======== Records supplied ========
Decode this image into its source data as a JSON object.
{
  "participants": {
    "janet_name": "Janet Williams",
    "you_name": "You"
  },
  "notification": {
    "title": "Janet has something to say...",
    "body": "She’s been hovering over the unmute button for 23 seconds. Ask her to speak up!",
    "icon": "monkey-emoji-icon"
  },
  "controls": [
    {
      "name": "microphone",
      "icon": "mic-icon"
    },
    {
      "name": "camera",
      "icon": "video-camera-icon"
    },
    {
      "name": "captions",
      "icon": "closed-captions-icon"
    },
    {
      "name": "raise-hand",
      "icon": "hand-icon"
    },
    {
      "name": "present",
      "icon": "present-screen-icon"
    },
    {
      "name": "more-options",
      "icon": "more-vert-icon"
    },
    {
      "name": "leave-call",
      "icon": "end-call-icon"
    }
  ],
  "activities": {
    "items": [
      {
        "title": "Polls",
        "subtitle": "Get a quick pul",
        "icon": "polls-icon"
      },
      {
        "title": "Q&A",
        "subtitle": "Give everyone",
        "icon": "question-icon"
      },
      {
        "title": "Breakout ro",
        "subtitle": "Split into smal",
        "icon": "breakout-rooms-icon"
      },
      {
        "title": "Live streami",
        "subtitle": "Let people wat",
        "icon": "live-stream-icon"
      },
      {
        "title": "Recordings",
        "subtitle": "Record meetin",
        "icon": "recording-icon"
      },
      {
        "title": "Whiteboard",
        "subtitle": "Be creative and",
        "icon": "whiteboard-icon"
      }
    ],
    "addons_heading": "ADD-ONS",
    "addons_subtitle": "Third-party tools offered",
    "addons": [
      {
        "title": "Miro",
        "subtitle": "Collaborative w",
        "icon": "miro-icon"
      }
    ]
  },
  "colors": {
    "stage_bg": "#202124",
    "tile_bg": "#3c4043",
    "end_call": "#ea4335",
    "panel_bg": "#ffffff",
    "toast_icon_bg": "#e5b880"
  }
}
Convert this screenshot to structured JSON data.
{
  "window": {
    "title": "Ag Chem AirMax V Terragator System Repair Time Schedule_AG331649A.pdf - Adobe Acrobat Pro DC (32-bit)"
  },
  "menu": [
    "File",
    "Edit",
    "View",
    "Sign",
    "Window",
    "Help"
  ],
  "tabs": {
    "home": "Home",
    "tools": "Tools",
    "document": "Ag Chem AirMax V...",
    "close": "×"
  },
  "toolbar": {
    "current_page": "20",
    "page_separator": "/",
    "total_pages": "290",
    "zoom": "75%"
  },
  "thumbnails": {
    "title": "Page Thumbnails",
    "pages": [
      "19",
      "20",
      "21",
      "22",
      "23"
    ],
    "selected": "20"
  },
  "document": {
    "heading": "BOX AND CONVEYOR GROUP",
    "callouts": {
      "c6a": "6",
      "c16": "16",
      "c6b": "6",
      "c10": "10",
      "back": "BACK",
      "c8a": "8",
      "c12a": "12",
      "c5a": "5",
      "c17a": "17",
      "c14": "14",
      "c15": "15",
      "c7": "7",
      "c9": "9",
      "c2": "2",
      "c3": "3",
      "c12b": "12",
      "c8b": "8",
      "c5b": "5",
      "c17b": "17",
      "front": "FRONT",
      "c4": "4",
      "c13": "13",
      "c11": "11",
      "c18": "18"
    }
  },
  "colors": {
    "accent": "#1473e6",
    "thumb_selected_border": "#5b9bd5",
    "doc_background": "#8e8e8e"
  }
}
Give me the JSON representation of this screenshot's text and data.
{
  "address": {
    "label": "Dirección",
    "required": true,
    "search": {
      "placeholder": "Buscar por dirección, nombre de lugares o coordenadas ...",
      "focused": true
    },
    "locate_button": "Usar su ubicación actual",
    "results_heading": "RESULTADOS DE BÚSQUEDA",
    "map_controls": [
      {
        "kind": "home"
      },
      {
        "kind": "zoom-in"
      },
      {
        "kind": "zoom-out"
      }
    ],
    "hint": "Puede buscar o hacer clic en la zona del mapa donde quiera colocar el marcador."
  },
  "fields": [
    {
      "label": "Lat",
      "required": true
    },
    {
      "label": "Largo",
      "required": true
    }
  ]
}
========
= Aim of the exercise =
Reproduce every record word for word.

= Solution to this exercise =
Decode this image into its source data as a JSON object.
{
  "participants": {
    "janet_name": "Janet Williams",
    "you_name": "You"
  },
  "notification": {
    "title": "Janet has something to say...",
    "body": "She’s been hovering over the unmute button for 23 seconds. Ask her to speak up!",
    "icon": "monkey-emoji-icon"
  },
  "controls": [
    {
      "name": "microphone",
      "icon": "mic-icon"
    },
    {
      "name": "camera",
      "icon": "video-camera-icon"
    },
    {
      "name": "captions",
      "icon": "closed-captions-icon"
    },
    {
      "name": "raise-hand",
      "icon": "hand-icon"
    },
    {
      "name": "present",
      "icon": "present-screen-icon"
    },
    {
      "name": "more-options",
      "icon": "more-vert-icon"
    },
    {
      "name": "leave-call",
      "icon": "end-call-icon"
    }
  ],
  "activities": {
    "items": [
      {
        "title": "Polls",
        "subtitle": "Get a quick pul",
        "icon": "polls-icon"
      },
      {
        "title": "Q&A",
        "subtitle": "Give everyone",
        "icon": "question-icon"
      },
      {
        "title": "Breakout ro",
        "subtitle": "Split into smal",
        "icon": "breakout-rooms-icon"
      },
      {
        "title": "Live streami",
        "subtitle": "Let people wat",
        "icon": "live-stream-icon"
      },
      {
        "title": "Recordings",
        "subtitle": "Record meetin",
        "icon": "recording-icon"
      },
      {
        "title": "Whiteboard",
        "subtitle": "Be creative and",
        "icon": "whiteboard-icon"
      }
    ],
    "addons_heading": "ADD-ONS",
    "addons_subtitle": "Third-party tools offered",
    "addons": [
      {
        "title": "Miro",
        "subtitle": "Collaborative w",
        "icon": "miro-icon"
      }
    ]
  },
  "colors": {
    "stage_bg": "#202124",
    "tile_bg": "#3c4043",
    "end_call": "#ea4335",
    "panel_bg": "#ffffff",
    "toast_icon_bg": "#e5b880"
  }
}
Convert this screenshot to structured JSON data.
{
  "window": {
    "title": "Ag Chem AirMax V Terragator System Repair Time Schedule_AG331649A.pdf - Adobe Acrobat Pro DC (32-bit)"
  },
  "menu": [
    "File",
    "Edit",
    "View",
    "Sign",
    "Window",
    "Help"
  ],
  "tabs": {
    "home": "Home",
    "tools": "Tools",
    "document": "Ag Chem AirMax V...",
    "close": "×"
  },
  "toolbar": {
    "current_page": "20",
    "page_separator": "/",
    "total_pages": "290",
    "zoom": "75%"
  },
  "thumbnails": {
    "title": "Page Thumbnails",
    "pages": [
      "19",
      "20",
      "21",
      "22",
      "23"
    ],
    "selected": "20"
  },
  "document": {
    "heading": "BOX AND CONVEYOR GROUP",
    "callouts": {
      "c6a": "6",
      "c16": "16",
      "c6b": "6",
      "c10": "10",
      "back": "BACK",
      "c8a": "8",
      "c12a": "12",
      "c5a": "5",
      "c17a": "17",
      "c14": "14",
      "c15": "15",
      "c7": "7",
      "c9": "9",
      "c2": "2",
      "c3": "3",
      "c12b": "12",
      "c8b": "8",
      "c5b": "5",
      "c17b": "17",
      "front": "FRONT",
      "c4": "4",
      "c13": "13",
      "c11": "11",
      "c18": "18"
    }
  },
  "colors": {
    "accent": "#1473e6",
    "thumb_selected_border": "#5b9bd5",
    "doc_background": "#8e8e8e"
  }
}
Give me the JSON representation of this screenshot's text and data.
{
  "address": {
    "label": "Dirección",
    "required": true,
    "search": {
      "placeholder": "Buscar por dirección, nombre de lugares o coordenadas ...",
      "focused": true
    },
    "locate_button": "Usar su ubicación actual",
    "results_heading": "RESULTADOS DE BÚSQUEDA",
    "map_controls": [
      {
        "kind": "home"
      },
      {
        "kind": "zoom-in"
      },
      {
        "kind": "zoom-out"
      }
    ],
    "hint": "Puede buscar o hacer clic en la zona del mapa donde quiera colocar el marcador."
  },
  "fields": [
    {
      "label": "Lat",
      "required": true
    },
    {
      "label": "Largo",
      "required": true
    }
  ]
}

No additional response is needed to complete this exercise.